The next morning, after jumaring the two pitches in the dark, we walked up 400 meters of easy snow ridge to reach the summit by eight. We could see both Bradley and Church, and the other peaks all around the Gorge, an incredible playground. I couldn’t believe that we made these three first ascents in just two weeks.

We spent the whole day descending our route, leaving two pitons and about 10 V-threads for rappels. We landed at the base at 3 p.m. and then won our final bet, passing through the ice-fall, which was like Russian roulette. Then we were back on flat ground, though we still had a long way back to base camp. As we walked, I silently thanked Fumitaka and Yusuke. By the grace of their invitation, I had experienced the pure fun of climbing in these mountains. I was like a kid playing in a park with big brothers, trying hard to be their equals. That effort had earned me some benefits, I think. As I trudged along the glacier, my steps were heavy but my mind was skipping toward the future.


Area: Ruth Gorge, Alaska Range

Ascents: First ascent of the southeast face of Mt. Bradley (9,100') by Season of the Sun (1,400m, V WI4R M6R), April 22–23, 2007. First ascent of the north face of Mt. Church (8,233') via the central gully; the route is called Memorial Gate (1,100m, V AI4+R/X), April 26, 2007. First ascent of the Ladder Tube (1,000m, V 5.10R A3) on the north face and west ridge of Mt. Johnson (8,460'), April 30–May 2, 2007. All climbs were completed by Fumitaka Ichimura, Yusuke Sato, and Tatsuro Yamada.

A Note About the Author:

Tatsuro Yamada was born in 1981 in Saitama, Japan.
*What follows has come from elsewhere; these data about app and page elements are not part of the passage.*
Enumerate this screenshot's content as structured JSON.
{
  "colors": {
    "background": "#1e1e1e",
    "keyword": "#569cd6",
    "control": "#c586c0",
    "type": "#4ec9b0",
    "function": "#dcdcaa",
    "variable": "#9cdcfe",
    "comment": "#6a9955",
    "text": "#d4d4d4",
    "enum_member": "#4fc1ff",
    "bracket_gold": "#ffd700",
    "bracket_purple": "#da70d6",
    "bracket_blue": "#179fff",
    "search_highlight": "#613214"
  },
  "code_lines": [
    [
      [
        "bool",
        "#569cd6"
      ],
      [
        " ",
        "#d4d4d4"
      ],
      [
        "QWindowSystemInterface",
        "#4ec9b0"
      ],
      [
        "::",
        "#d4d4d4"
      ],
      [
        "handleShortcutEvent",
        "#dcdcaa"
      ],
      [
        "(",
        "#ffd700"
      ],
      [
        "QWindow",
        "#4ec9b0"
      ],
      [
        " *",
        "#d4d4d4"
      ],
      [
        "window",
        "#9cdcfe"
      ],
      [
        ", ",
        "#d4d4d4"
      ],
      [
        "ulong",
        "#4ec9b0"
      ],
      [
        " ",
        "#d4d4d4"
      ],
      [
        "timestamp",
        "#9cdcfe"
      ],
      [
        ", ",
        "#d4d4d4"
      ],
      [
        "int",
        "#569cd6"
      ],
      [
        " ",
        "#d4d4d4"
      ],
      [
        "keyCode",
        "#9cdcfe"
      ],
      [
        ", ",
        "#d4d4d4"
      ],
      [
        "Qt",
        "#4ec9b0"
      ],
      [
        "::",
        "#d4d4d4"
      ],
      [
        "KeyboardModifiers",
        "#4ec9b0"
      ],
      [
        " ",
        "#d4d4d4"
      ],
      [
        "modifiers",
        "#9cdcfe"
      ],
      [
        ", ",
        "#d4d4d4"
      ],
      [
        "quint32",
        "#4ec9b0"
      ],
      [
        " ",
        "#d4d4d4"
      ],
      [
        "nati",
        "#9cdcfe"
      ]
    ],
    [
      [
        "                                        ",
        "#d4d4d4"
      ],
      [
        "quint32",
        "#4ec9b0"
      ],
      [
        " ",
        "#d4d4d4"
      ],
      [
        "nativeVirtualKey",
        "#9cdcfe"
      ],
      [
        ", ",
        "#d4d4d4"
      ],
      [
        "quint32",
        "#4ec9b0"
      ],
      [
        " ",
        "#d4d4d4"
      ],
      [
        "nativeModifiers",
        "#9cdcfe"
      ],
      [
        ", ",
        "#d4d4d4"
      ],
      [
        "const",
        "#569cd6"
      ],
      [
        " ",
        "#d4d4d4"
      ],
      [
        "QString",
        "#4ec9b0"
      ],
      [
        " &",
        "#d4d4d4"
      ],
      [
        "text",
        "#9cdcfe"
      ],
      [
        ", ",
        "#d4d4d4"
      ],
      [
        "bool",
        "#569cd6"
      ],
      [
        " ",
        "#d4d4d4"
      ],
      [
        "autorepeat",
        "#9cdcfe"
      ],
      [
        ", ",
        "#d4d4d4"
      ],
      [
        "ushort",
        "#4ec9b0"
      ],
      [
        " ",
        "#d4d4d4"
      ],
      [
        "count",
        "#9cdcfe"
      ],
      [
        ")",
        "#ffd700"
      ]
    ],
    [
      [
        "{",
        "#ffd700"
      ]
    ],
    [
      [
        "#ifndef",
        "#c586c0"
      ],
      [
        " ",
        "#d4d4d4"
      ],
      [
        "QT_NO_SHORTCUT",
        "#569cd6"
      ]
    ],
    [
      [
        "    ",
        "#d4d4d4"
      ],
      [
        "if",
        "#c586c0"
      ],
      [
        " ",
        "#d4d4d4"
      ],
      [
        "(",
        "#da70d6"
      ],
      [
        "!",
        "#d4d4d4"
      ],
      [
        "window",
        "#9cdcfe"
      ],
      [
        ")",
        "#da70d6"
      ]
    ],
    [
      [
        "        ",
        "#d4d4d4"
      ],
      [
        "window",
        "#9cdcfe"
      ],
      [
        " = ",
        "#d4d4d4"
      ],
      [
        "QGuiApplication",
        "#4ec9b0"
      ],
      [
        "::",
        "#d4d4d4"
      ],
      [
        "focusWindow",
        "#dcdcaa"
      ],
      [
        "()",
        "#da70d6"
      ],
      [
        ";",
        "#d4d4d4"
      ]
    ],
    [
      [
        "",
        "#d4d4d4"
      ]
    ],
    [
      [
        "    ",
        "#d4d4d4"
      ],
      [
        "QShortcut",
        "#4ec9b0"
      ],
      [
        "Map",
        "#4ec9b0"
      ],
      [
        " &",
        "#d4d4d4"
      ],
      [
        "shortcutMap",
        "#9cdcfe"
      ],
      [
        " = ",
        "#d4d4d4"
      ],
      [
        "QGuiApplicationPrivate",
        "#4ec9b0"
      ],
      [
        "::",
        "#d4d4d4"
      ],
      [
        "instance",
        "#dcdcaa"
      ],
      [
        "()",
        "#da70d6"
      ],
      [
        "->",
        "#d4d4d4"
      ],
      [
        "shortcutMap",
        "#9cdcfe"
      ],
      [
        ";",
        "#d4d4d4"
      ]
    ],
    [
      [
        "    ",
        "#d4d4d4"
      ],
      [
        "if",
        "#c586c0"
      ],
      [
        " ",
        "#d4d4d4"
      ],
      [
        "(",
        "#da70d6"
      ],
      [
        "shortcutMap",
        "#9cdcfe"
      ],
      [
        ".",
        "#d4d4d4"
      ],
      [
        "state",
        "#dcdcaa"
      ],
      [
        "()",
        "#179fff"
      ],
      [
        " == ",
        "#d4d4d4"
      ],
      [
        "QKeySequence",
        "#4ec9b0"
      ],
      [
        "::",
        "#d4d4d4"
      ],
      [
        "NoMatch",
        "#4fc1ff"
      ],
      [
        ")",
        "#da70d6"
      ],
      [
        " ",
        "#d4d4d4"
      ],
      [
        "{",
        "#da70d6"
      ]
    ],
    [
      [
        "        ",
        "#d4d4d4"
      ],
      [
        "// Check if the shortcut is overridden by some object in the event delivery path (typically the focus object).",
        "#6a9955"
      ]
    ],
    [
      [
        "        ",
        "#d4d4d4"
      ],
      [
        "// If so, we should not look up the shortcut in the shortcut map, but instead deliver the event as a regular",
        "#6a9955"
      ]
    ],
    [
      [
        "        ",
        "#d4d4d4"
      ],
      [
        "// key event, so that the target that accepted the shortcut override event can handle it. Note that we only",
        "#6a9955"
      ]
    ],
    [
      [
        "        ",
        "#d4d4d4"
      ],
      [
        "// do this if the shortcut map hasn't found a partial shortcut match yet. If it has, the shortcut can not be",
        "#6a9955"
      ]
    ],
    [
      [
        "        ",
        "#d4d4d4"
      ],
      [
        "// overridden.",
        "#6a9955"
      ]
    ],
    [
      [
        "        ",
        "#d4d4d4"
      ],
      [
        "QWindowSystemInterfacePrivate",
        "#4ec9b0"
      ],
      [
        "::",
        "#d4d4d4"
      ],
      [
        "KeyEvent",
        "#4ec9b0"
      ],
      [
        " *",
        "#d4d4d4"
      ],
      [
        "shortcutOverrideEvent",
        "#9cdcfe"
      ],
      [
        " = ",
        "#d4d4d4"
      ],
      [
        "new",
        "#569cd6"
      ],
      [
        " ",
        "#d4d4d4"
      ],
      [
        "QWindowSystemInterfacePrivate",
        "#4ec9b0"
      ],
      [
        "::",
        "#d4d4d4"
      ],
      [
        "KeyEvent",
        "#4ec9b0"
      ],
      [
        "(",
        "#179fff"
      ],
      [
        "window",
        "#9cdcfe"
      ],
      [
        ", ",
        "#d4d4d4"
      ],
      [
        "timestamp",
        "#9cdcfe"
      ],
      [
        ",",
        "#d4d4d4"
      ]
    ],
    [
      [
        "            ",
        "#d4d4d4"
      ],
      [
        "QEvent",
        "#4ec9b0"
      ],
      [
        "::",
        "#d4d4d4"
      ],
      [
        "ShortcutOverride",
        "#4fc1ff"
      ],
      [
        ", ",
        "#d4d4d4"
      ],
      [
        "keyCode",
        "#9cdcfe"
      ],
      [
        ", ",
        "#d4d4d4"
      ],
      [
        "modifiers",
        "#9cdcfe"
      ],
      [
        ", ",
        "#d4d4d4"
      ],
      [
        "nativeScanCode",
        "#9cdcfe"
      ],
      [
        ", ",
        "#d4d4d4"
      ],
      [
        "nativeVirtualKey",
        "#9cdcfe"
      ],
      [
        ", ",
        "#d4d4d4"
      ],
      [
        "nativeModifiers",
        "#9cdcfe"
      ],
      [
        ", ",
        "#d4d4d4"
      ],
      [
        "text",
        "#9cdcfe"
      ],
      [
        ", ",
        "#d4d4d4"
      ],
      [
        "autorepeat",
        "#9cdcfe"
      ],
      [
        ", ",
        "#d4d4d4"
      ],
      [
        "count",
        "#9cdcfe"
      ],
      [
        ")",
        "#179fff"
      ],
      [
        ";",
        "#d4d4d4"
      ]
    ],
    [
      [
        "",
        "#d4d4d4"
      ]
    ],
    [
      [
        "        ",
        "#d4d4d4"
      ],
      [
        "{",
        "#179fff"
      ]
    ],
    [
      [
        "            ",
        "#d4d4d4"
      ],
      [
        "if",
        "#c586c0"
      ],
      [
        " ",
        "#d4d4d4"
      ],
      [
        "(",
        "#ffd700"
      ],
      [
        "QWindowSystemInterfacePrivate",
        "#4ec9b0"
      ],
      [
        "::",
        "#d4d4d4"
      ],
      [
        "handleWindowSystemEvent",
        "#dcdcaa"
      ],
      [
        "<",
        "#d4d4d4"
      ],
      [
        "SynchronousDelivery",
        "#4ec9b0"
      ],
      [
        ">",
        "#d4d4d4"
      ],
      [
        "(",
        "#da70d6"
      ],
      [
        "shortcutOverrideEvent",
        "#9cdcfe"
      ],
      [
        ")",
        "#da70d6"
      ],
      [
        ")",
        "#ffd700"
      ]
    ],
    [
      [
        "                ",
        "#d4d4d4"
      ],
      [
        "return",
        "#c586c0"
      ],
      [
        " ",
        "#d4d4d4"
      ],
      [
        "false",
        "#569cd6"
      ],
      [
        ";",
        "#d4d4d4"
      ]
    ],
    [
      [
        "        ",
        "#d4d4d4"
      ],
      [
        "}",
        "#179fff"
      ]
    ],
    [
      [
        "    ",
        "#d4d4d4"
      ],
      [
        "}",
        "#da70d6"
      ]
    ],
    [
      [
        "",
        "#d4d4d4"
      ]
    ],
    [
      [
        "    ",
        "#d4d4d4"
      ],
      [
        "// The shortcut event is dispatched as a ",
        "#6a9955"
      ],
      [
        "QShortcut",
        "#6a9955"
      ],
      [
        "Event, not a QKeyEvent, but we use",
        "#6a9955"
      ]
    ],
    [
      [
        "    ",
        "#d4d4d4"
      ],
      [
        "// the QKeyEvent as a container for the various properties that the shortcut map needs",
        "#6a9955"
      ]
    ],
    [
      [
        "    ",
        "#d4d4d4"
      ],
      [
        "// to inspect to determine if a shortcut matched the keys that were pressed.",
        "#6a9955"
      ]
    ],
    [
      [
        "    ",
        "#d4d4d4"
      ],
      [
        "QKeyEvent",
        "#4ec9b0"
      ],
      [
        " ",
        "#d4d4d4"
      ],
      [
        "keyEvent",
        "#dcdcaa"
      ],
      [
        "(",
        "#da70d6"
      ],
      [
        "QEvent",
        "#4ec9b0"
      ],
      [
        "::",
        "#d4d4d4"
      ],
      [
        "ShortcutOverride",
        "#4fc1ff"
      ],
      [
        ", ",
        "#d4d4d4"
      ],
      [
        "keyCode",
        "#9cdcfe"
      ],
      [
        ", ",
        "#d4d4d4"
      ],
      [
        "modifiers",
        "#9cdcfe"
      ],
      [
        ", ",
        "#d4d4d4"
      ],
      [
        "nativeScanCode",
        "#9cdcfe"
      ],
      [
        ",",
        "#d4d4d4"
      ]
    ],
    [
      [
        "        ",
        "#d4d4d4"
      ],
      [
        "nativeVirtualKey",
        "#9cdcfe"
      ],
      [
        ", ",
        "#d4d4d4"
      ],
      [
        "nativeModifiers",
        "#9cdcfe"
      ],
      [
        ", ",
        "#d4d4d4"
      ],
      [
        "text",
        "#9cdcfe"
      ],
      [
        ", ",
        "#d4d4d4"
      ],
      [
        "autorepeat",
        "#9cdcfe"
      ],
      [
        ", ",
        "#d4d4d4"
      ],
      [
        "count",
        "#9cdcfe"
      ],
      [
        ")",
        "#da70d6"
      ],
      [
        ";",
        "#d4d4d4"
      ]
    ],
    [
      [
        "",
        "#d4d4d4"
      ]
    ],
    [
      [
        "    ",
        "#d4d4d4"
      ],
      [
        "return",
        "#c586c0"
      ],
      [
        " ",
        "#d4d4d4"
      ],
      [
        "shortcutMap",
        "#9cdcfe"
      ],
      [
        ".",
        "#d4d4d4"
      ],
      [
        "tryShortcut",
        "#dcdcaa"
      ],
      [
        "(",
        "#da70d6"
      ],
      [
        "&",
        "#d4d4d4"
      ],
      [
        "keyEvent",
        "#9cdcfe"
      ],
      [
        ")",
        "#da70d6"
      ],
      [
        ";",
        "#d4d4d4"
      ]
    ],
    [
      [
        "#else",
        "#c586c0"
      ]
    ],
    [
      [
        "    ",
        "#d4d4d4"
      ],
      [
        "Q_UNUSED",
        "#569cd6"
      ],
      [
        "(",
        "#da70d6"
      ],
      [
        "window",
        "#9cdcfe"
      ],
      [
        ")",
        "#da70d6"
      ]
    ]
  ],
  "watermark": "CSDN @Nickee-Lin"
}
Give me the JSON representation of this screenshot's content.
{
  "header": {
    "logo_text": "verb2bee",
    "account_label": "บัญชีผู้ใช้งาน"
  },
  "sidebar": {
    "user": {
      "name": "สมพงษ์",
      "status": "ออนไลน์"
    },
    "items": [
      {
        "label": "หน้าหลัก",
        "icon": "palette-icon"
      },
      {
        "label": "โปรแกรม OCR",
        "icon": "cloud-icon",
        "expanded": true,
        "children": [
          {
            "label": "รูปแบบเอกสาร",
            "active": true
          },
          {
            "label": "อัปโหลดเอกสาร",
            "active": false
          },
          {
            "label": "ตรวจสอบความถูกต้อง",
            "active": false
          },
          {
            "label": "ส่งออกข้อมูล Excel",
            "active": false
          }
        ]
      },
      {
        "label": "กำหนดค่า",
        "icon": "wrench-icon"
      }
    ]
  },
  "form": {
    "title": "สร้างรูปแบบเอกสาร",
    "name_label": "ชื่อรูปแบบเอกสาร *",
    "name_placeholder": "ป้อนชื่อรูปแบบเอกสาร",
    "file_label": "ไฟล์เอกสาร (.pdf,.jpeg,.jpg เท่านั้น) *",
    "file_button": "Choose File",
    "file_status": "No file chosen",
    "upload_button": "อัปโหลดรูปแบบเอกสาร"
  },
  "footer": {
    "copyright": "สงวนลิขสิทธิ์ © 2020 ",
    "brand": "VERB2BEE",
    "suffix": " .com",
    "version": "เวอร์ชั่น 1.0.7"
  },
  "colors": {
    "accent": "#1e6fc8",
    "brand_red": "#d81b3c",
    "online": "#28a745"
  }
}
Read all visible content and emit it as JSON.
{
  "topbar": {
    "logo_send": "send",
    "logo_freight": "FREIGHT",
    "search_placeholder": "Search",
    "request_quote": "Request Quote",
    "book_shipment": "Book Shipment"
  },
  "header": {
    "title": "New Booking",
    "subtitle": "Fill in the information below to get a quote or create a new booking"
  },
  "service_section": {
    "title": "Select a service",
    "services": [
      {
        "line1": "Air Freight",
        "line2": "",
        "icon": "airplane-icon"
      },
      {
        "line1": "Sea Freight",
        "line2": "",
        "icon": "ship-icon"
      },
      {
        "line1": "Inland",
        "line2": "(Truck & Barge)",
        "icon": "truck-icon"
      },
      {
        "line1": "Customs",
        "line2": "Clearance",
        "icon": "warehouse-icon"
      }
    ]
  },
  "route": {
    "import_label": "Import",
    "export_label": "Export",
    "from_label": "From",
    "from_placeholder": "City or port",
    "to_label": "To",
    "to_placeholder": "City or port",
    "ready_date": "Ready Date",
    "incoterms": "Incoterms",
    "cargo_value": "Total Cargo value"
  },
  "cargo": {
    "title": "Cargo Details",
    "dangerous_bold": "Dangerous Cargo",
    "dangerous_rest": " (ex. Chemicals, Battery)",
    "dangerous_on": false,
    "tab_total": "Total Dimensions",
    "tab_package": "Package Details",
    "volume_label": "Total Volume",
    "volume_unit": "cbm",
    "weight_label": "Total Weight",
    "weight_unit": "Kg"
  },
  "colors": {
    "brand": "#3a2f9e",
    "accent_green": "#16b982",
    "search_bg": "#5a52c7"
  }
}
Since he started climbing in 2001, he has climbed in New Zealand, Canada, the United States, Europe, and Bolivia, where he completed a new route on the south face of Illimani with Yuki Satoh in 2006.

In May 2008 Yamada and Yuto Inoue disappeared during an attempt on the Cassin Ridge on Denali.

This AAJ article has been reformatted into HTML. Please contact us if you spot an error.